The gun is the only personal weapon that puts a 100-pound woman on equal footing with a 220-pound mugger, a 75-year old retiree on equal footing with a 19-year old gang banger, and a single guy on equal footing with a carload of drunk guys with baseball bats. The gun removes the disparity in physical strength, size, or numbers between a potential attacker and a defender.

There are plenty of people who consider the gun as the source of bad force equations.
These are the people who think that we’d be more civilized if all guns were removed from society, because a firearm makes it easier for a armed mugger to do his job.
That, of course, is only true if the mugger’s potential victims are mostly disarmed either by choice or by legislative fiat–it has no validity when most of a mugger’s potential marks are armed.

People who argue for the banning of arms ask for automatic rule by the young, the strong, and the many, and that’s the exact opposite of a civilized society. A mugger, even an armed one, can only make a successful living in a society where the state has granted him a force monopoly.

Then there’s the argument that the gun makes confrontations lethal that otherwise would only result in injury.
This argument is fallacious in several ways. Without guns involved, confrontations are won by the physically superior party inflicting overwhelming injury on the loser.

People who think that fists, bats, sticks, or stones don’t constitute lethal force watch too much TV, where people take beatings and come out of it with a bloody lip at worst.
The fact that the gun makes lethal force easier works solely in favor of the weaker defender, not the stronger attacker. If both are armed, the field is level.

The gun is the only weapon that’s as lethal in the hands of an octogenarian as it is in the hands of a weight lifter.
It simply wouldn’t work as well as a force equalizer if it wasn’t both lethal and easily employable.
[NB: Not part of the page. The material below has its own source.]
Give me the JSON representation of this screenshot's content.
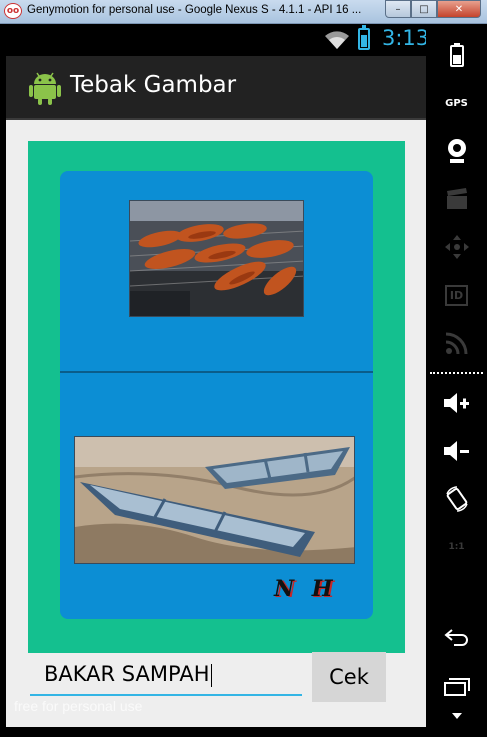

When I carry a gun, I don’t do so because I am looking for a fight, but because I’m looking to be left alone. The gun at my side means that I cannot be forced, only persuaded. I don’t carry it because I’m afraid, but because it enables me to be unafraid. It doesn’t limit the actions of those who would interact with me through reason, only the actions of those who would do so by force.

It removes force from the equation… and that’s why carrying a gun is a civilized act.

By Maj. L. Caudill USMC (Ret.)

So the greatest civilization is one where all citizens are equally armed and can only be persuaded, never forced.

Add a comment...

Post has attachment
I don't know about you, but this sounds to me like a REALLY SERIOUSLY BAD IDEA.  And not just because of the temptation for the police officer who pulls you over for a moving violation to say "Y'know, as long as I've got this phone right here..."
Add a comment...

Post has attachment
In which the United States Air Force Band brings six minutes of awesome to the Smithsonian Air and Space Museum.  Just because.
Add a comment...

Post has attachment
More information coming out about the latest cyberattack against Sony.  Sony got burned HARD and deep.  This wasn't just about stealing a few unreleased movies; somebody with a lot of skills and a lot of resources wanted to really, really hurt Sony.  And they probably succeeded.  They even took the trouble to thumb their noses at Sony's cybersecurity department.

I can't help but wonder whether any part of the motivation behind this attack has anything to do with Sony being one of the major industry forces pushing DRM encryption of digital media (which, truth to tell, hurts honest consumers more than it inconveniences pirates) and having been twice caught distributing rootkits on digital media.  Sony had a lot of goodwill, once.  But Sony burned that goodwill and pissed on the ashes.
Add a comment...
Wait while more posts are being loaded